> _Task description_: Repeat each entry in the listing word for word.
+ + + +
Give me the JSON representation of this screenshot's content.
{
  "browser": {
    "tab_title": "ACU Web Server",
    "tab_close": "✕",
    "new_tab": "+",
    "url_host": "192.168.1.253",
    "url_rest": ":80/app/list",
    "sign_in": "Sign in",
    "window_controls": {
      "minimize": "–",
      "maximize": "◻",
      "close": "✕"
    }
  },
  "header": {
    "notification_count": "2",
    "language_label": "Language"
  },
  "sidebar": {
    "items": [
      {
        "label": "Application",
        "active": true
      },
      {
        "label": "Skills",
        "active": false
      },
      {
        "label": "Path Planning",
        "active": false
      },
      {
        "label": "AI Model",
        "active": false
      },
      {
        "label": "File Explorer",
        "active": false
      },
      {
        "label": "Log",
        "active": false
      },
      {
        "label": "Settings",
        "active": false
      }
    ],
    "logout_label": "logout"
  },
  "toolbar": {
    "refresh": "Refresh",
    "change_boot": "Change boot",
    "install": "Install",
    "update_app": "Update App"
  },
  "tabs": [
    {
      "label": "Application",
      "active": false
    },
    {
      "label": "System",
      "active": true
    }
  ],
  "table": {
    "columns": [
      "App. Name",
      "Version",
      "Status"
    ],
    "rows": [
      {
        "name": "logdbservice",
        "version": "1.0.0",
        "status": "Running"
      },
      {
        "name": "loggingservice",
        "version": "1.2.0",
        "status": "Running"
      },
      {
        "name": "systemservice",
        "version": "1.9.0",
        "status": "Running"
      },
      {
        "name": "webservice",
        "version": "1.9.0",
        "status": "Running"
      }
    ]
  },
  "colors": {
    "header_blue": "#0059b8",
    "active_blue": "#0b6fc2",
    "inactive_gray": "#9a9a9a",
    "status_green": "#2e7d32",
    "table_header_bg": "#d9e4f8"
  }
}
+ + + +
> _Exercise output_:
Give me the JSON representation of this screenshot's content.
{
  "browser": {
    "tab_title": "ACU Web Server",
    "tab_close": "✕",
    "new_tab": "+",
    "url_host": "192.168.1.253",
    "url_rest": ":80/app/list",
    "sign_in": "Sign in",
    "window_controls": {
      "minimize": "–",
      "maximize": "◻",
      "close": "✕"
    }
  },
  "header": {
    "notification_count": "2",
    "language_label": "Language"
  },
  "sidebar": {
    "items": [
      {
        "label": "Application",
        "active": true
      },
      {
        "label": "Skills",
        "active": false
      },
      {
        "label": "Path Planning",
        "active": false
      },
      {
        "label": "AI Model",
        "active": false
      },
      {
        "label": "File Explorer",
        "active": false
      },
      {
        "label": "Log",
        "active": false
      },
      {
        "label": "Settings",
        "active": false
      }
    ],
    "logout_label": "logout"
  },
  "toolbar": {
    "refresh": "Refresh",
    "change_boot": "Change boot",
    "install": "Install",
    "update_app": "Update App"
  },
  "tabs": [
    {
      "label": "Application",
      "active": false
    },
    {
      "label": "System",
      "active": true
    }
  ],
  "table": {
    "columns": [
      "App. Name",
      "Version",
      "Status"
    ],
    "rows": [
      {
        "name": "logdbservice",
        "version": "1.0.0",
        "status": "Running"
      },
      {
        "name": "loggingservice",
        "version": "1.2.0",
        "status": "Running"
      },
      {
        "name": "systemservice",
        "version": "1.9.0",
        "status": "Running"
      },
      {
        "name": "webservice",
        "version": "1.9.0",
        "status": "Running"
      }
    ]
  },
  "colors": {
    "header_blue": "#0059b8",
    "active_blue": "#0b6fc2",
    "inactive_gray": "#9a9a9a",
    "status_green": "#2e7d32",
    "table_header_bg": "#d9e4f8"
  }
}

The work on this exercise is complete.